Actions for compliance

ERO found significant areas of non-compliance in the service with regard to:

  • provision of the early childhood curriculum

  • ensure gates (external and internal) are always closed

  • ensure fire exits are kept open

  • effective supervision of children at all times.

[Licensing Criteria for Early Childhood Education and Care Centres 2008: C1, PF13, HS8, PF2]

Development Plan Recommendation

ERO recommends that the service, in consultation with the Ministry of Education, develops a plan to address the key next steps and actions outlined in this report.

Next ERO Review

When is ERO likely to review the service again?

The next ERO review of Moko Club will be within two years.
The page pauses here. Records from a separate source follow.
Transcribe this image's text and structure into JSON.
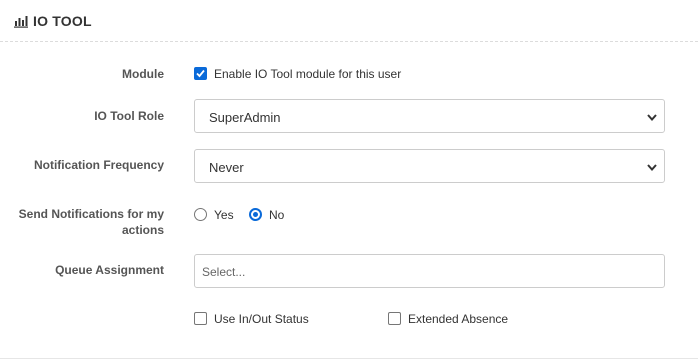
{
  "header": {
    "title": "IO TOOL",
    "icon": "bar-chart-icon"
  },
  "module": {
    "label": "Module",
    "checkbox_label": "Enable IO Tool module for this user",
    "checked": true
  },
  "role": {
    "label": "IO Tool Role",
    "value": "SuperAdmin"
  },
  "frequency": {
    "label": "Notification Frequency",
    "value": "Never"
  },
  "send_notifications": {
    "label": "Send Notifications for my actions",
    "yes_label": "Yes",
    "no_label": "No",
    "selected": "No"
  },
  "queue": {
    "label": "Queue Assignment",
    "placeholder": "Select..."
  },
  "options": {
    "in_out_label": "Use In/Out Status",
    "in_out_checked": false,
    "extended_label": "Extended Absence",
    "extended_checked": false
  },
  "colors": {
    "accent": "#0a6ad9",
    "border": "#cccccc"
  }
}
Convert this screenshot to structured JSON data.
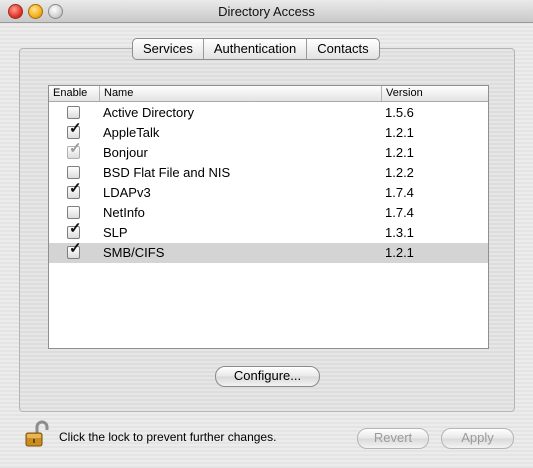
{
  "window": {
    "title": "Directory Access"
  },
  "tabs": [
    {
      "label": "Services"
    },
    {
      "label": "Authentication"
    },
    {
      "label": "Contacts"
    }
  ],
  "table": {
    "columns": {
      "enable": "Enable",
      "name": "Name",
      "version": "Version"
    },
    "rows": [
      {
        "name": "Active Directory",
        "version": "1.5.6",
        "enabled": false,
        "dimmed": false,
        "selected": false
      },
      {
        "name": "AppleTalk",
        "version": "1.2.1",
        "enabled": true,
        "dimmed": false,
        "selected": false
      },
      {
        "name": "Bonjour",
        "version": "1.2.1",
        "enabled": true,
        "dimmed": true,
        "selected": false
      },
      {
        "name": "BSD Flat File and NIS",
        "version": "1.2.2",
        "enabled": false,
        "dimmed": false,
        "selected": false
      },
      {
        "name": "LDAPv3",
        "version": "1.7.4",
        "enabled": true,
        "dimmed": false,
        "selected": false
      },
      {
        "name": "NetInfo",
        "version": "1.7.4",
        "enabled": false,
        "dimmed": false,
        "selected": false
      },
      {
        "name": "SLP",
        "version": "1.3.1",
        "enabled": true,
        "dimmed": false,
        "selected": false
      },
      {
        "name": "SMB/CIFS",
        "version": "1.2.1",
        "enabled": true,
        "dimmed": false,
        "selected": true
      }
    ]
  },
  "buttons": {
    "configure": "Configure...",
    "revert": "Revert",
    "apply": "Apply"
  },
  "footer": {
    "lock_text": "Click the lock to prevent further changes."
  },
  "icons": {
    "lock": "unlocked-padlock-icon",
    "checkmark": "checkmark-icon"
  }
}
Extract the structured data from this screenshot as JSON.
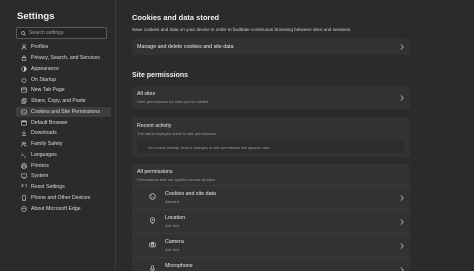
{
  "sidebar": {
    "title": "Settings",
    "search_placeholder": "Search settings",
    "items": [
      {
        "label": "Profiles",
        "icon": "profile-icon"
      },
      {
        "label": "Privacy, Search, and Services",
        "icon": "lock-icon"
      },
      {
        "label": "Appearance",
        "icon": "appearance-icon"
      },
      {
        "label": "On Startup",
        "icon": "power-icon"
      },
      {
        "label": "New Tab Page",
        "icon": "new-tab-icon"
      },
      {
        "label": "Share, Copy, and Paste",
        "icon": "share-icon"
      },
      {
        "label": "Cookies and Site Permissions",
        "icon": "cookies-icon"
      },
      {
        "label": "Default Browser",
        "icon": "browser-icon"
      },
      {
        "label": "Downloads",
        "icon": "download-icon"
      },
      {
        "label": "Family Safety",
        "icon": "family-icon"
      },
      {
        "label": "Languages",
        "icon": "languages-icon"
      },
      {
        "label": "Printers",
        "icon": "printer-icon"
      },
      {
        "label": "System",
        "icon": "system-icon"
      },
      {
        "label": "Reset Settings",
        "icon": "reset-icon"
      },
      {
        "label": "Phone and Other Devices",
        "icon": "phone-icon"
      },
      {
        "label": "About Microsoft Edge",
        "icon": "edge-icon"
      }
    ],
    "active_index": 6
  },
  "main": {
    "cookies_title": "Cookies and data stored",
    "cookies_desc": "Save cookies and data on your device in order to facilitate continuous browsing between sites and sessions",
    "manage_label": "Manage and delete cookies and site data",
    "site_permissions_title": "Site permissions",
    "all_sites": {
      "title": "All sites",
      "sub": "View permissions for sites you've visited"
    },
    "recent_activity": {
      "title": "Recent activity",
      "sub": "The latest changes made to site permissions",
      "empty": "No recent activity, recent changes to site permission will appear here."
    },
    "all_permissions": {
      "title": "All permissions",
      "sub": "Permissions that are applied across all sites"
    },
    "permissions": [
      {
        "title": "Cookies and site data",
        "sub": "Allowed",
        "icon": "cookie-icon"
      },
      {
        "title": "Location",
        "sub": "Ask first",
        "icon": "location-icon"
      },
      {
        "title": "Camera",
        "sub": "Ask first",
        "icon": "camera-icon"
      },
      {
        "title": "Microphone",
        "sub": "",
        "icon": "microphone-icon"
      }
    ]
  },
  "colors": {
    "background": "#2b2b2b",
    "card": "#323232",
    "active_nav": "#3d3d3d"
  }
}
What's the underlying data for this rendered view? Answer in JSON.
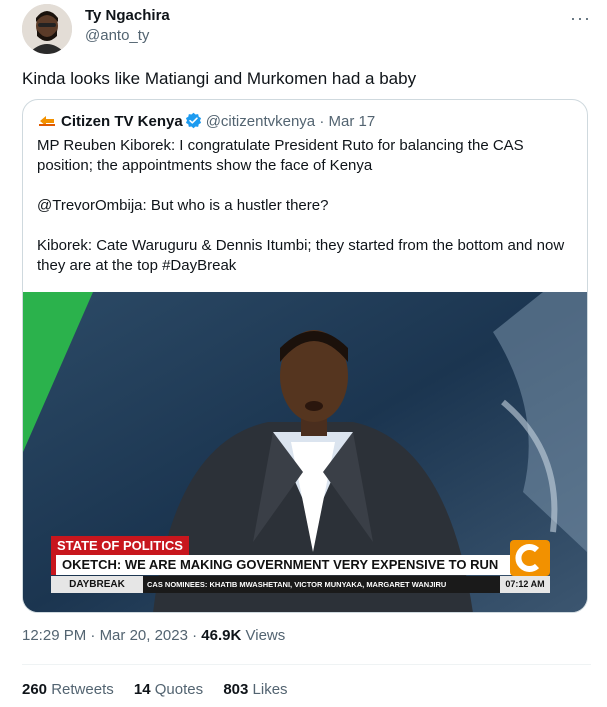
{
  "author": {
    "display_name": "Ty Ngachira",
    "handle": "@anto_ty",
    "more_label": "···"
  },
  "tweet": {
    "text": "Kinda looks like Matiangi and Murkomen had a baby"
  },
  "quoted": {
    "display_name": "Citizen TV Kenya",
    "handle": "@citizentvkenya",
    "separator": "·",
    "date": "Mar 17",
    "paragraphs": [
      "MP Reuben Kiborek: I congratulate President Ruto for balancing the CAS position; the appointments show the face of Kenya",
      "@TrevorOmbija: But who is a hustler there?",
      "Kiborek: Cate Waruguru & Dennis Itumbi; they started from the bottom and now they are at the top #DayBreak"
    ],
    "media": {
      "segment_label": "STATE OF POLITICS",
      "headline": "OKETCH: WE ARE MAKING GOVERNMENT VERY EXPENSIVE TO RUN",
      "show_name": "DAYBREAK",
      "ticker": "CAS NOMINEES: KHATIB MWASHETANI, VICTOR MUNYAKA, MARGARET WANJIRU",
      "time": "07:12 AM"
    }
  },
  "meta": {
    "time": "12:29 PM",
    "separator": "·",
    "date": "Mar 20, 2023",
    "views_count": "46.9K",
    "views_label": "Views"
  },
  "stats": {
    "retweets_count": "260",
    "retweets_label": "Retweets",
    "quotes_count": "14",
    "quotes_label": "Quotes",
    "likes_count": "803",
    "likes_label": "Likes"
  },
  "colors": {
    "text_primary": "#0f1419",
    "text_secondary": "#536471",
    "verified_blue": "#1d9bf0",
    "border": "#cfd9de",
    "news_red": "#c8161d",
    "citizen_orange": "#f29100"
  },
  "icons": [
    "avatar-photo",
    "more-icon",
    "citizen-tv-logo",
    "verified-badge-icon",
    "citizen-tv-c-logo"
  ]
}
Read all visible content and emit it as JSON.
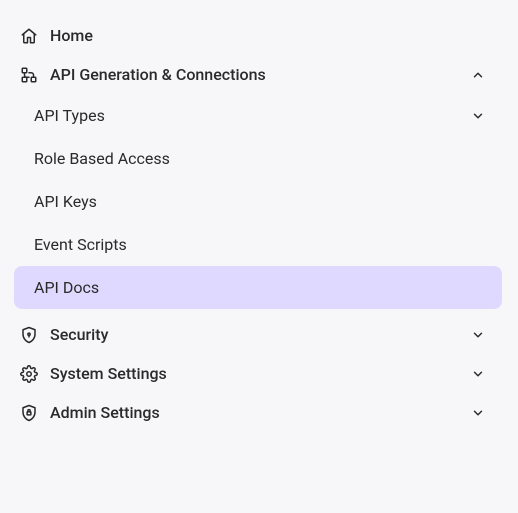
{
  "nav": {
    "home": {
      "label": "Home"
    },
    "api_gen": {
      "label": "API Generation & Connections",
      "expanded": true,
      "items": [
        {
          "label": "API Types",
          "has_submenu": true
        },
        {
          "label": "Role Based Access"
        },
        {
          "label": "API Keys"
        },
        {
          "label": "Event Scripts"
        },
        {
          "label": "API Docs",
          "active": true
        }
      ]
    },
    "security": {
      "label": "Security"
    },
    "system_settings": {
      "label": "System Settings"
    },
    "admin_settings": {
      "label": "Admin Settings"
    }
  }
}
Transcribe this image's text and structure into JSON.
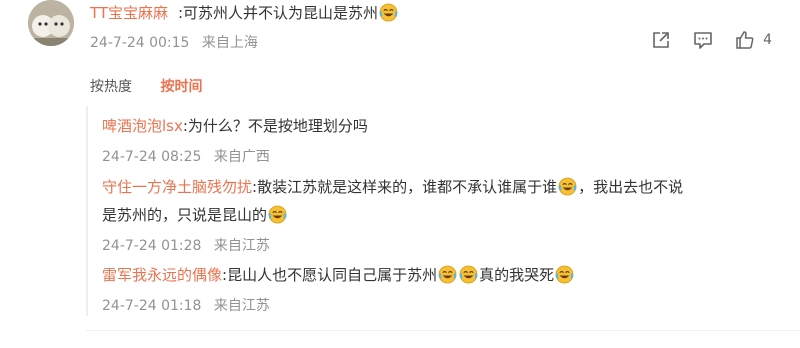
{
  "comment": {
    "username": "TT宝宝麻麻",
    "text": ":可苏州人并不认为昆山是苏州",
    "emoji": "laugh-cry-emoji",
    "date": "24-7-24 00:15",
    "location": "来自上海",
    "like_count": "4"
  },
  "sort_tabs": {
    "heat_label": "按热度",
    "time_label": "按时间"
  },
  "replies": [
    {
      "username": "啤酒泡泡lsx",
      "text": ":为什么？不是按地理划分吗",
      "date": "24-7-24 08:25",
      "location": "来自广西"
    },
    {
      "username": "守住一方净土脑残勿扰",
      "text_part1": ":散装江苏就是这样来的，谁都不承认谁属于谁",
      "text_part2": "，我出去也不说",
      "text_line2": "是苏州的，只说是昆山的",
      "date": "24-7-24 01:28",
      "location": "来自江苏"
    },
    {
      "username": "雷军我永远的偶像",
      "text_part1": ":昆山人也不愿认同自己属于苏州",
      "text_part2": "真的我哭死",
      "date": "24-7-24 01:18",
      "location": "来自江苏"
    }
  ],
  "colors": {
    "accent": "#eb7350",
    "meta_gray": "#939393",
    "emoji_yellow": "#f6c033"
  }
}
Lynda Pura-Watson

Deputy Chief Review Officer

Te Tai Miringa - Waikato / Bay of Plenty Region

12 January 2018

The Purpose of ERO Reports

The Education Review Office (ERO) is the government department that, as part of its work, reviews early childhood services throughout Aotearoa New Zealand. ERO’s reports provide information for parents and communities about each service’s strengths and next steps for development. ERO’s bicultural evaluation framework Ngā Pou Here is described in SECTION 3 of this report. Early childhood services are partners in the review process and are expected to make use of the review findings to enhance children's wellbeing and learning.

2 Information about the Early Childhood Service



Ministry of Education profile number


Licence type

Education & Care Service

Licensed under

Education (Early Childhood Services) Regulations 2008

Number licensed for

35 children, including up to 5 aged under 2

Service roll


Gender composition

Boys 16

Girls 10

Ethnic composition



Percentage of qualified teachers

0-49% 50-79% 80% Based on funding rates


Reported ratios of staff to children

Under 2


Meets minimum requirements

Over 2


Better than minimum requirements

Review team on site

October 2017

Date of this report

12 January 2018

Most recent ERO report(s)

No previous ERO reports

3 General Information about Early Childhood Reviews

ERO’s Evaluation Framework

ERO’s overarching question for an early childhood education review is ‘How well placed is this service to promote positive learning outcomes for children?’ ERO focuses on the following factors as described in the bicultural framework Ngā Pou Here:

  • Pou Whakahaere – how the service determines its vision, philosophy and direction to ensure positive outcomes for children
  • Pou Ārahi – how leadership is enacted to enhance positive outcomes for children
  • Mātauranga – whose knowledge is valued and how the curriculum is designed to achieve positive outcomes for children
  • Tikanga whakaako – how approaches to teaching and learning respond to diversity and support positive outcomes for children.

Within these areas ERO considers the effectiveness of arotake – self review and of whanaungatanga – partnerships with parents and whānau.

ERO evaluates how well placed a service is to sustain good practice and make ongoing improvements for the benefit of all children at the service.

A focus for the government is that all children, especially priority learners, have an opportunity to benefit from quality early childhood education. ERO will report on how well each service promotes positive outcomes for all children, with a focus on children who are Māori, Pacific, have diverse needs, and are up to the age of two.

For more information about the framework and Ngā Pou Here refer to ERO’s Approach to Review in Early Childhood Services.

ERO’s Overall Judgement and Next Review

The overall judgement that ERO makes and the timing of the next review will depend on how well placed a service is to promote positive learning outcomes for children. The categories are:

  • Very well placed – The next ERO review in four years
  • Well placed – The next ERO review in three years
  • Requires further development – The next ERO review within two years
  • Not well placed - The next ERO review in consultation with the Ministry of Education

ERO has developed criteria for each category. These are available on ERO’s website.

Review Coverage

ERO reviews are tailored to each service’s context and performance, within the overarching review framework. The aim is to provide information on aspects that are central to positive outcomes for children and useful to the service.